'''

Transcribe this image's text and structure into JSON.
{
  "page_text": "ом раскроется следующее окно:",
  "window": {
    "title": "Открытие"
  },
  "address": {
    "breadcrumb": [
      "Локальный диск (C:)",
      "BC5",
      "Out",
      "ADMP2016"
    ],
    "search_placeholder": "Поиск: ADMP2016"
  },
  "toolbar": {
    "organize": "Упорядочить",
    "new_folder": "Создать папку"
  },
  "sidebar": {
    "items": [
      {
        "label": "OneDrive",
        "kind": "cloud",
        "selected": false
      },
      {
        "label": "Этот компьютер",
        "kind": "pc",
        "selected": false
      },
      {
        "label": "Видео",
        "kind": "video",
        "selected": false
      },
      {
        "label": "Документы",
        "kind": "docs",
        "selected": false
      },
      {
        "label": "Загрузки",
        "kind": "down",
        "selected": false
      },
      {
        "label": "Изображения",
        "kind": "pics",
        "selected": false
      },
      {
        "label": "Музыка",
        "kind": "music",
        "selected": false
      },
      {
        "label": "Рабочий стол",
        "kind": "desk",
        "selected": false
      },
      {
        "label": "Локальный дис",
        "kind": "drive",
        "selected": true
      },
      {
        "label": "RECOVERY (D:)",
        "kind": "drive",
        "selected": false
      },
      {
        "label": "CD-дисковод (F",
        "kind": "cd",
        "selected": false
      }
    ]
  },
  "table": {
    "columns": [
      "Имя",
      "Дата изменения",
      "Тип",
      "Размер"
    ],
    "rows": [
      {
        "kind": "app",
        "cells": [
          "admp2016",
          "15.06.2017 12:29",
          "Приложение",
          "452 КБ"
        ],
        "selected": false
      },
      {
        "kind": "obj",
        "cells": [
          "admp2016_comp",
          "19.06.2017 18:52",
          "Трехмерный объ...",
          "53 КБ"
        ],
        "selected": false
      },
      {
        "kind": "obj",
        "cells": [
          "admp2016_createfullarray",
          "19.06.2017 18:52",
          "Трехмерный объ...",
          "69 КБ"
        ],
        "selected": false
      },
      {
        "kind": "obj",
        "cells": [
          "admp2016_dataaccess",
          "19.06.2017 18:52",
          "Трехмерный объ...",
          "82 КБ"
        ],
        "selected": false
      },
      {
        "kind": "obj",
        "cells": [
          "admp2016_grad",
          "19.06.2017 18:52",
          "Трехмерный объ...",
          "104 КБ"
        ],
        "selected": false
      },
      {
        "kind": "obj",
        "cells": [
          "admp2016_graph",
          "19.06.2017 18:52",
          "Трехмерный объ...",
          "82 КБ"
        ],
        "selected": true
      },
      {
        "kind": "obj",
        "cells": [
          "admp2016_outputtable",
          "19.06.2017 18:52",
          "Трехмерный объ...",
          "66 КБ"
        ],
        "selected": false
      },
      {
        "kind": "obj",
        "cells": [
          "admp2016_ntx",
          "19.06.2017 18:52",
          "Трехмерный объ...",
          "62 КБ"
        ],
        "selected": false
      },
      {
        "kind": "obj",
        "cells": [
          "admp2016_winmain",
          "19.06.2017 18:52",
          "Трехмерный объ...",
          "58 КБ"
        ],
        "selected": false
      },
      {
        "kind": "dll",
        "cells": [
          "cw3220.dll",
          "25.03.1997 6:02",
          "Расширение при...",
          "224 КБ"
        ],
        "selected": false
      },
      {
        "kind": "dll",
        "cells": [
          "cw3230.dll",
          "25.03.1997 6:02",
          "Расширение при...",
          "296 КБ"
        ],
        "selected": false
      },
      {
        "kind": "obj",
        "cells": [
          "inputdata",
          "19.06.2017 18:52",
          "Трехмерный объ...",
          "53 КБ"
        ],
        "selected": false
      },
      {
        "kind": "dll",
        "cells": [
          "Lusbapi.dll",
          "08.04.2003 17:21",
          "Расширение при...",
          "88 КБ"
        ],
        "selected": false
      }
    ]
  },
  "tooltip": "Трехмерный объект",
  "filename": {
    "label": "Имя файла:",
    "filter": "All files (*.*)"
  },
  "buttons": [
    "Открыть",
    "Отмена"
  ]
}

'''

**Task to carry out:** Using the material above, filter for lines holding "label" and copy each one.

**Your response:**
        "label": "OneDrive",
        "label": "Этот компьютер",
        "label": "Видео",
        "label": "Документы",
        "label": "Загрузки",
        "label": "Изображения",
        "label": "Музыка",
        "label": "Рабочий стол",
        "label": "Локальный дис",
        "label": "RECOVERY (D:)",
        "label": "CD-дисковод (F",
    "label": "Имя файла:",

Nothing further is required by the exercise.